ASSIGNMENT: Please repeat the entire listing verbatim and keep the pictures out.

RECORDS TO PROCESS:
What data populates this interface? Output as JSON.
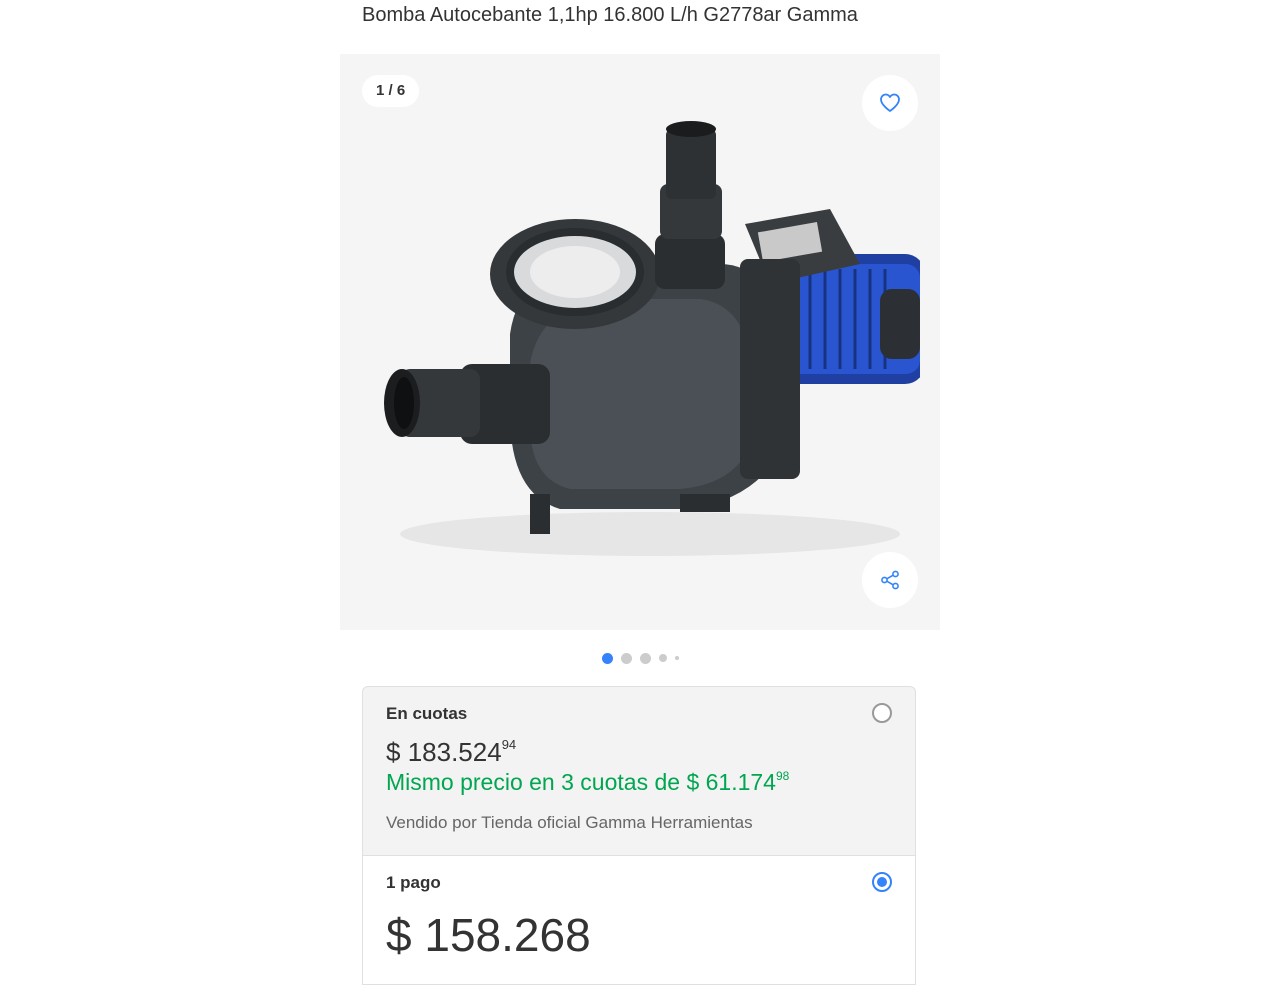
{
  "product": {
    "title": "Bomba Autocebante 1,1hp 16.800 L/h G2778ar Gamma"
  },
  "gallery": {
    "counter": "1 / 6",
    "fav_icon": "heart-icon",
    "share_icon": "share-icon",
    "dots_total": 5,
    "active_dot": 0
  },
  "payment_options": {
    "installments": {
      "label": "En cuotas",
      "price_currency": "$",
      "price_main": "183.524",
      "price_cents": "94",
      "installment_text": "Mismo precio en 3 cuotas de",
      "installment_currency": "$",
      "installment_main": "61.174",
      "installment_cents": "98",
      "seller": "Vendido por Tienda oficial Gamma Herramientas",
      "selected": false
    },
    "single": {
      "label": "1 pago",
      "price_currency": "$",
      "price_main": "158.268",
      "selected": true
    }
  },
  "colors": {
    "accent": "#3483fa",
    "green": "#00a650"
  }
}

ANSWER TO THIS EXERCISE:
What data populates this interface? Output as JSON.
{
  "product": {
    "title": "Bomba Autocebante 1,1hp 16.800 L/h G2778ar Gamma"
  },
  "gallery": {
    "counter": "1 / 6",
    "fav_icon": "heart-icon",
    "share_icon": "share-icon",
    "dots_total": 5,
    "active_dot": 0
  },
  "payment_options": {
    "installments": {
      "label": "En cuotas",
      "price_currency": "$",
      "price_main": "183.524",
      "price_cents": "94",
      "installment_text": "Mismo precio en 3 cuotas de",
      "installment_currency": "$",
      "installment_main": "61.174",
      "installment_cents": "98",
      "seller": "Vendido por Tienda oficial Gamma Herramientas",
      "selected": false
    },
    "single": {
      "label": "1 pago",
      "price_currency": "$",
      "price_main": "158.268",
      "selected": true
    }
  },
  "colors": {
    "accent": "#3483fa",
    "green": "#00a650"
  }
}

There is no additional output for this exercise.